> _Problem statement_:
Apart from the pictures, every entry below should be repeated exactly.

> _Recorded information_:

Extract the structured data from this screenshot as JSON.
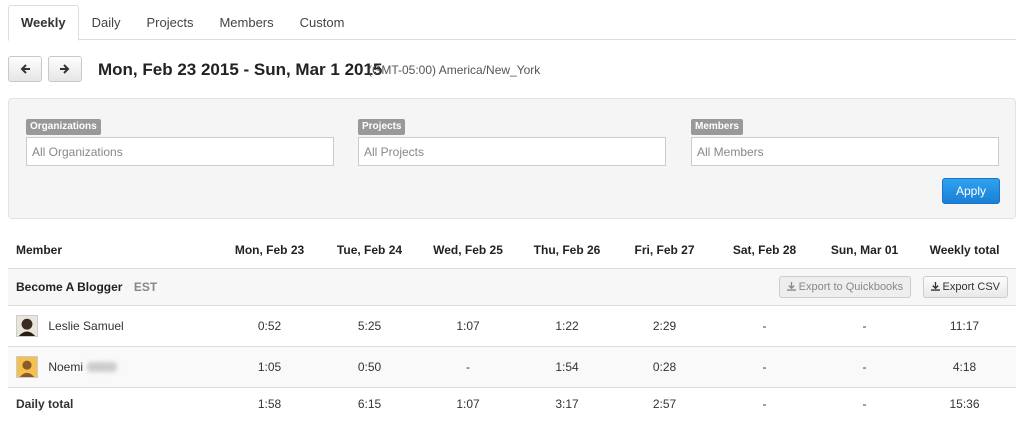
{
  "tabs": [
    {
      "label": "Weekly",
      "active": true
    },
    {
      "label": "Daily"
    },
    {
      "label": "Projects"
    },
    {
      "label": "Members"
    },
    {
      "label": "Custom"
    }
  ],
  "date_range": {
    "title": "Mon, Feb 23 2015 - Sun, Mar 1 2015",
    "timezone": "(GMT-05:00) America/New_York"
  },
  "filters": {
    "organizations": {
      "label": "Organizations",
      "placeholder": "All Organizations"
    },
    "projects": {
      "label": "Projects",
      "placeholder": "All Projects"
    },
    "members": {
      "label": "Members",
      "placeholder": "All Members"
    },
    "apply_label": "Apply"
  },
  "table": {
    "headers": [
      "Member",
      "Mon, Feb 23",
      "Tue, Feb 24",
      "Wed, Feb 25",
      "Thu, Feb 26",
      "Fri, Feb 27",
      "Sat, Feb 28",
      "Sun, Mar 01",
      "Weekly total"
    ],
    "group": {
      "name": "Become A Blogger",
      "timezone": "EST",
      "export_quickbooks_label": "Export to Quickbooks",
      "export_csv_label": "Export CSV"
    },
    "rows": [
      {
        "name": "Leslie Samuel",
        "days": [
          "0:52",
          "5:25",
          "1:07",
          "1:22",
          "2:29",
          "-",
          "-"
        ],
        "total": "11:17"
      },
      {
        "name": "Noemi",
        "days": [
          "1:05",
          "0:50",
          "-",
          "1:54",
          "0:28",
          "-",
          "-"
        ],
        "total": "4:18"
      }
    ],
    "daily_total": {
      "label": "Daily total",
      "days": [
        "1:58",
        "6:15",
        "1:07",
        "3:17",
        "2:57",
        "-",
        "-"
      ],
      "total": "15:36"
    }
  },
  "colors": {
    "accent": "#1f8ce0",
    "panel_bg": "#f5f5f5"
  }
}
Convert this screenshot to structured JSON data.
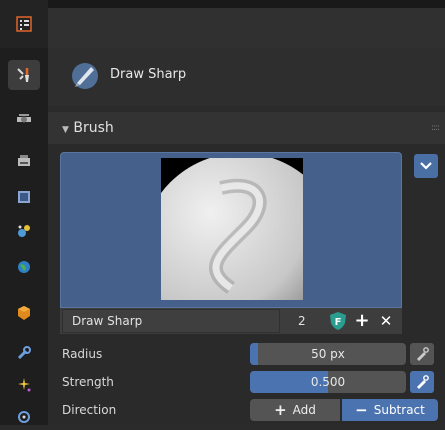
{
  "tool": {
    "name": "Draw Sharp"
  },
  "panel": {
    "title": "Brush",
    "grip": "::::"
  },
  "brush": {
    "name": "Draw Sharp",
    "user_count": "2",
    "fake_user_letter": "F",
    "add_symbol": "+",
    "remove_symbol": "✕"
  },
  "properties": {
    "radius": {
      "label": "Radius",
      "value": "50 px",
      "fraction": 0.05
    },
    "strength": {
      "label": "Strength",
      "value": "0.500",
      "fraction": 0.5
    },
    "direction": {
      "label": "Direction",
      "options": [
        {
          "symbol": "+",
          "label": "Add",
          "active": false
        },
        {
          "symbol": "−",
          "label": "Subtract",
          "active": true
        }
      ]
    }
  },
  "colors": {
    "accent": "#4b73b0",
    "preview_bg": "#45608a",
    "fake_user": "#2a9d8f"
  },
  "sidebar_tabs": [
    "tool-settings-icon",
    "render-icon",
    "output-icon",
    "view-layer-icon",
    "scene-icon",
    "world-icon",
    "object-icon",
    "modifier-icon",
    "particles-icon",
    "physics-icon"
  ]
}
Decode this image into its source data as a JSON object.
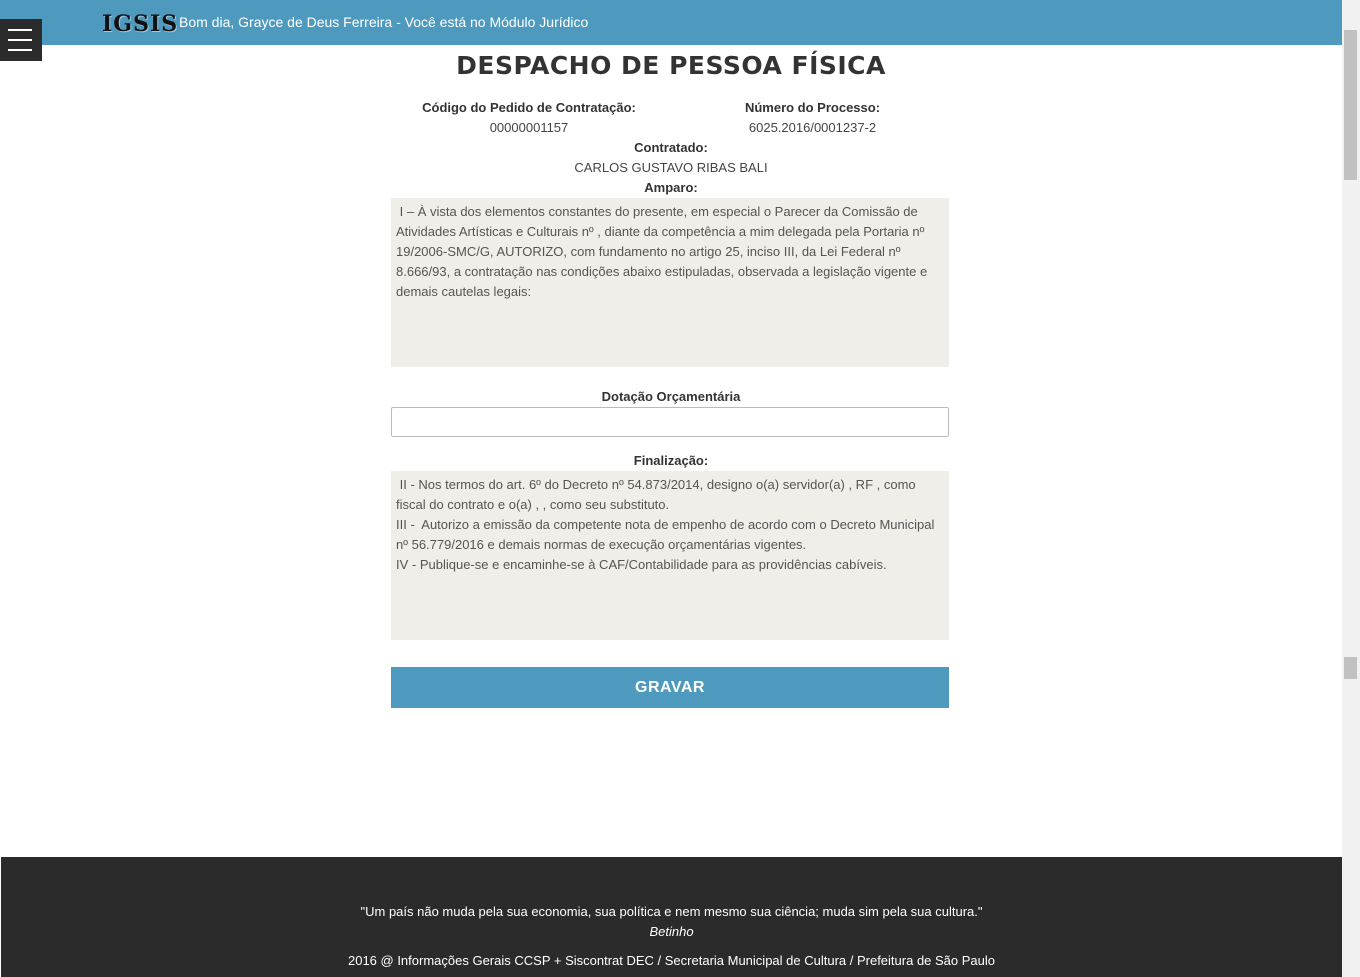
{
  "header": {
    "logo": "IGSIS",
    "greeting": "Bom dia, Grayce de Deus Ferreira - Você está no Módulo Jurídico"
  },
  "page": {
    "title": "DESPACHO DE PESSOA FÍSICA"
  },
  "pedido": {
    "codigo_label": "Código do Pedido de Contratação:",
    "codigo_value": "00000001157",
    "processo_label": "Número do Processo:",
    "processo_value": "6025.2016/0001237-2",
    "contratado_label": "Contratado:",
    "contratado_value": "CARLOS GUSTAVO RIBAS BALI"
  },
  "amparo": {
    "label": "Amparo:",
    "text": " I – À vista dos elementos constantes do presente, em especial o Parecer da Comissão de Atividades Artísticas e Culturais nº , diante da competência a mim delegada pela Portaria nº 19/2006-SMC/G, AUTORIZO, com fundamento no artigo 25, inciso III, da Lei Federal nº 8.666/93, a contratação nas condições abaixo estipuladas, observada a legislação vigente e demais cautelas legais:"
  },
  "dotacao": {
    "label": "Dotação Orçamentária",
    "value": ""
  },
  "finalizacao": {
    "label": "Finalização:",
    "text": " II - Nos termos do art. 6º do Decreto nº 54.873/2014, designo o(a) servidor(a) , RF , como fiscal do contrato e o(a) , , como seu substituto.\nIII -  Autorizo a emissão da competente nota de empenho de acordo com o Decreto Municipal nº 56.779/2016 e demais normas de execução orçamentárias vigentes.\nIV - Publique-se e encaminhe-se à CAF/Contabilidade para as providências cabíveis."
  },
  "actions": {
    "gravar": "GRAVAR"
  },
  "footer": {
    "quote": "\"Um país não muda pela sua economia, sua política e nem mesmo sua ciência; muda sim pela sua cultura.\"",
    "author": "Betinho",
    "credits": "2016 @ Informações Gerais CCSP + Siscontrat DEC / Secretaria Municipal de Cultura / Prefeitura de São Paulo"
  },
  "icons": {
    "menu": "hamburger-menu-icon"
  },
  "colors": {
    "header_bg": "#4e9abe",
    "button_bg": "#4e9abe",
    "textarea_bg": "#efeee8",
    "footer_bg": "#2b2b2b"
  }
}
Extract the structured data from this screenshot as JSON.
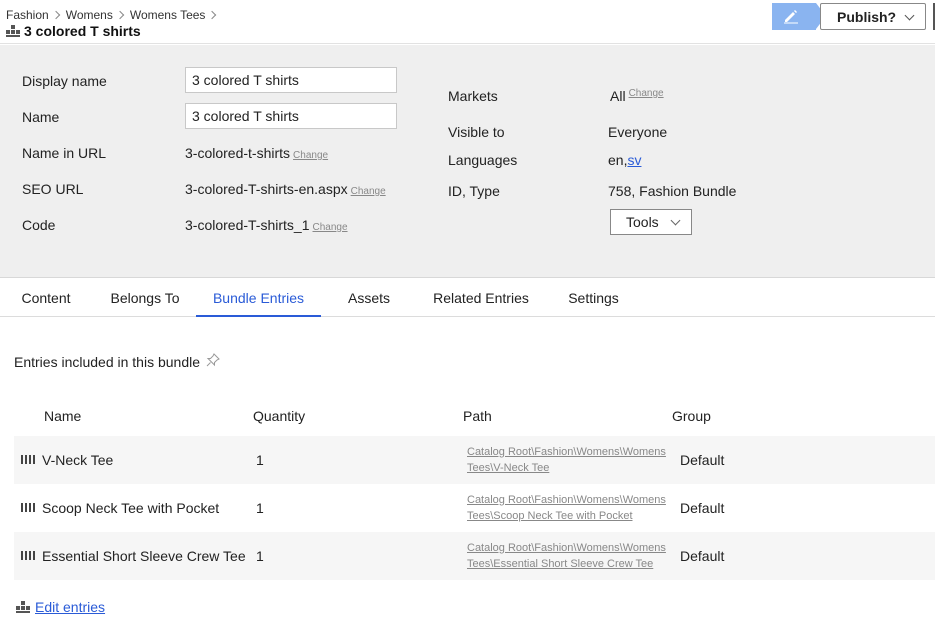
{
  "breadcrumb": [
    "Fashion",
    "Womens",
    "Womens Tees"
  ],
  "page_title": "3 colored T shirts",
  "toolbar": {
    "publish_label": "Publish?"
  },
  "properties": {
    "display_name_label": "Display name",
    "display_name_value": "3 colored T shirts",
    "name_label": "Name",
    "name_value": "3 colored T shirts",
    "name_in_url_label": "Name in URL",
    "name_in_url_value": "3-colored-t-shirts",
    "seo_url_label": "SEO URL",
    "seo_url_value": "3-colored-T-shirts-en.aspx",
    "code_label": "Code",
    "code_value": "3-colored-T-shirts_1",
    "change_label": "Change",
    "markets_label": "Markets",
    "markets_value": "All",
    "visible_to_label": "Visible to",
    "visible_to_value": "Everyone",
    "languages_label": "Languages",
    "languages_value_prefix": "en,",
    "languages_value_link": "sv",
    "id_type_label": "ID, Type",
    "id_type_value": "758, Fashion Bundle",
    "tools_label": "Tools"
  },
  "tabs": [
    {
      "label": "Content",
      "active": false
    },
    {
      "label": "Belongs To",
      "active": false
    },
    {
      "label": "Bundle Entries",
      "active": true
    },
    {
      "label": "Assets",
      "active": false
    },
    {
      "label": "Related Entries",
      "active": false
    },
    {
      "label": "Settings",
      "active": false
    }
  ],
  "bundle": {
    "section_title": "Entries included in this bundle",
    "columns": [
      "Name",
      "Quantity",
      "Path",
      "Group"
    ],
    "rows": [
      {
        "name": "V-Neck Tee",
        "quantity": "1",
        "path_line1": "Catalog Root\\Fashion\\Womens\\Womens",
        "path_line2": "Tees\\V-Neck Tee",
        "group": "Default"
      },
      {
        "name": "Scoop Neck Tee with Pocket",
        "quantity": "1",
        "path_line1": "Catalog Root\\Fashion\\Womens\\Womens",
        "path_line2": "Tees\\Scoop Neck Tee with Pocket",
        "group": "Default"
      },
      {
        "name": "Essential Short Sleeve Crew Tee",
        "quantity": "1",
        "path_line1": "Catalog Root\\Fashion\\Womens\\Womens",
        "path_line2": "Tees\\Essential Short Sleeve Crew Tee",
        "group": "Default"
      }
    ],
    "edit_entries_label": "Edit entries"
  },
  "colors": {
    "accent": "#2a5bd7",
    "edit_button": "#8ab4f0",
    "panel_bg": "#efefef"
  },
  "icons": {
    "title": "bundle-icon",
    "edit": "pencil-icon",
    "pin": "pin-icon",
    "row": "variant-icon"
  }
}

> _Your response_:
Extract the structured data from this screenshot as JSON.
{
  "tabs": [
    {
      "label": "Weekly",
      "active": true
    },
    {
      "label": "Daily"
    },
    {
      "label": "Projects"
    },
    {
      "label": "Members"
    },
    {
      "label": "Custom"
    }
  ],
  "date_range": {
    "title": "Mon, Feb 23 2015 - Sun, Mar 1 2015",
    "timezone": "(GMT-05:00) America/New_York"
  },
  "filters": {
    "organizations": {
      "label": "Organizations",
      "placeholder": "All Organizations"
    },
    "projects": {
      "label": "Projects",
      "placeholder": "All Projects"
    },
    "members": {
      "label": "Members",
      "placeholder": "All Members"
    },
    "apply_label": "Apply"
  },
  "table": {
    "headers": [
      "Member",
      "Mon, Feb 23",
      "Tue, Feb 24",
      "Wed, Feb 25",
      "Thu, Feb 26",
      "Fri, Feb 27",
      "Sat, Feb 28",
      "Sun, Mar 01",
      "Weekly total"
    ],
    "group": {
      "name": "Become A Blogger",
      "timezone": "EST",
      "export_quickbooks_label": "Export to Quickbooks",
      "export_csv_label": "Export CSV"
    },
    "rows": [
      {
        "name": "Leslie Samuel",
        "days": [
          "0:52",
          "5:25",
          "1:07",
          "1:22",
          "2:29",
          "-",
          "-"
        ],
        "total": "11:17"
      },
      {
        "name": "Noemi",
        "days": [
          "1:05",
          "0:50",
          "-",
          "1:54",
          "0:28",
          "-",
          "-"
        ],
        "total": "4:18"
      }
    ],
    "daily_total": {
      "label": "Daily total",
      "days": [
        "1:58",
        "6:15",
        "1:07",
        "3:17",
        "2:57",
        "-",
        "-"
      ],
      "total": "15:36"
    }
  },
  "colors": {
    "accent": "#1f8ce0",
    "panel_bg": "#f5f5f5"
  }
}
Convert this screenshot to structured JSON data.
{
  "tool": {
    "name": "Draw Sharp"
  },
  "panel": {
    "title": "Brush",
    "grip": "::::"
  },
  "brush": {
    "name": "Draw Sharp",
    "user_count": "2",
    "fake_user_letter": "F",
    "add_symbol": "+",
    "remove_symbol": "✕"
  },
  "properties": {
    "radius": {
      "label": "Radius",
      "value": "50 px",
      "fraction": 0.05
    },
    "strength": {
      "label": "Strength",
      "value": "0.500",
      "fraction": 0.5
    },
    "direction": {
      "label": "Direction",
      "options": [
        {
          "symbol": "+",
          "label": "Add",
          "active": false
        },
        {
          "symbol": "−",
          "label": "Subtract",
          "active": true
        }
      ]
    }
  },
  "colors": {
    "accent": "#4b73b0",
    "preview_bg": "#45608a",
    "fake_user": "#2a9d8f"
  },
  "sidebar_tabs": [
    "tool-settings-icon",
    "render-icon",
    "output-icon",
    "view-layer-icon",
    "scene-icon",
    "world-icon",
    "object-icon",
    "modifier-icon",
    "particles-icon",
    "physics-icon"
  ]
}
Decode this image into its source data as a JSON object.
{
  "header": {
    "logo": "IGSIS",
    "greeting": "Bom dia, Grayce de Deus Ferreira - Você está no Módulo Jurídico"
  },
  "page": {
    "title": "DESPACHO DE PESSOA FÍSICA"
  },
  "pedido": {
    "codigo_label": "Código do Pedido de Contratação:",
    "codigo_value": "00000001157",
    "processo_label": "Número do Processo:",
    "processo_value": "6025.2016/0001237-2",
    "contratado_label": "Contratado:",
    "contratado_value": "CARLOS GUSTAVO RIBAS BALI"
  },
  "amparo": {
    "label": "Amparo:",
    "text": " I – À vista dos elementos constantes do presente, em especial o Parecer da Comissão de Atividades Artísticas e Culturais nº , diante da competência a mim delegada pela Portaria nº 19/2006-SMC/G, AUTORIZO, com fundamento no artigo 25, inciso III, da Lei Federal nº 8.666/93, a contratação nas condições abaixo estipuladas, observada a legislação vigente e demais cautelas legais:"
  },
  "dotacao": {
    "label": "Dotação Orçamentária",
    "value": ""
  },
  "finalizacao": {
    "label": "Finalização:",
    "text": " II - Nos termos do art. 6º do Decreto nº 54.873/2014, designo o(a) servidor(a) , RF , como fiscal do contrato e o(a) , , como seu substituto.\nIII -  Autorizo a emissão da competente nota de empenho de acordo com o Decreto Municipal nº 56.779/2016 e demais normas de execução orçamentárias vigentes.\nIV - Publique-se e encaminhe-se à CAF/Contabilidade para as providências cabíveis."
  },
  "actions": {
    "gravar": "GRAVAR"
  },
  "footer": {
    "quote": "\"Um país não muda pela sua economia, sua política e nem mesmo sua ciência; muda sim pela sua cultura.\"",
    "author": "Betinho",
    "credits": "2016 @ Informações Gerais CCSP + Siscontrat DEC / Secretaria Municipal de Cultura / Prefeitura de São Paulo"
  },
  "icons": {
    "menu": "hamburger-menu-icon"
  },
  "colors": {
    "header_bg": "#4e9abe",
    "button_bg": "#4e9abe",
    "textarea_bg": "#efeee8",
    "footer_bg": "#2b2b2b"
  }
}
Extract the structured data from this screenshot as JSON.
{
  "breadcrumb": [
    "Fashion",
    "Womens",
    "Womens Tees"
  ],
  "page_title": "3 colored T shirts",
  "toolbar": {
    "publish_label": "Publish?"
  },
  "properties": {
    "display_name_label": "Display name",
    "display_name_value": "3 colored T shirts",
    "name_label": "Name",
    "name_value": "3 colored T shirts",
    "name_in_url_label": "Name in URL",
    "name_in_url_value": "3-colored-t-shirts",
    "seo_url_label": "SEO URL",
    "seo_url_value": "3-colored-T-shirts-en.aspx",
    "code_label": "Code",
    "code_value": "3-colored-T-shirts_1",
    "change_label": "Change",
    "markets_label": "Markets",
    "markets_value": "All",
    "visible_to_label": "Visible to",
    "visible_to_value": "Everyone",
    "languages_label": "Languages",
    "languages_value_prefix": "en,",
    "languages_value_link": "sv",
    "id_type_label": "ID, Type",
    "id_type_value": "758, Fashion Bundle",
    "tools_label": "Tools"
  },
  "tabs": [
    {
      "label": "Content",
      "active": false
    },
    {
      "label": "Belongs To",
      "active": false
    },
    {
      "label": "Bundle Entries",
      "active": true
    },
    {
      "label": "Assets",
      "active": false
    },
    {
      "label": "Related Entries",
      "active": false
    },
    {
      "label": "Settings",
      "active": false
    }
  ],
  "bundle": {
    "section_title": "Entries included in this bundle",
    "columns": [
      "Name",
      "Quantity",
      "Path",
      "Group"
    ],
    "rows": [
      {
        "name": "V-Neck Tee",
        "quantity": "1",
        "path_line1": "Catalog Root\\Fashion\\Womens\\Womens",
        "path_line2": "Tees\\V-Neck Tee",
        "group": "Default"
      },
      {
        "name": "Scoop Neck Tee with Pocket",
        "quantity": "1",
        "path_line1": "Catalog Root\\Fashion\\Womens\\Womens",
        "path_line2": "Tees\\Scoop Neck Tee with Pocket",
        "group": "Default"
      },
      {
        "name": "Essential Short Sleeve Crew Tee",
        "quantity": "1",
        "path_line1": "Catalog Root\\Fashion\\Womens\\Womens",
        "path_line2": "Tees\\Essential Short Sleeve Crew Tee",
        "group": "Default"
      }
    ],
    "edit_entries_label": "Edit entries"
  },
  "colors": {
    "accent": "#2a5bd7",
    "edit_button": "#8ab4f0",
    "panel_bg": "#efefef"
  },
  "icons": {
    "title": "bundle-icon",
    "edit": "pencil-icon",
    "pin": "pin-icon",
    "row": "variant-icon"
  }
}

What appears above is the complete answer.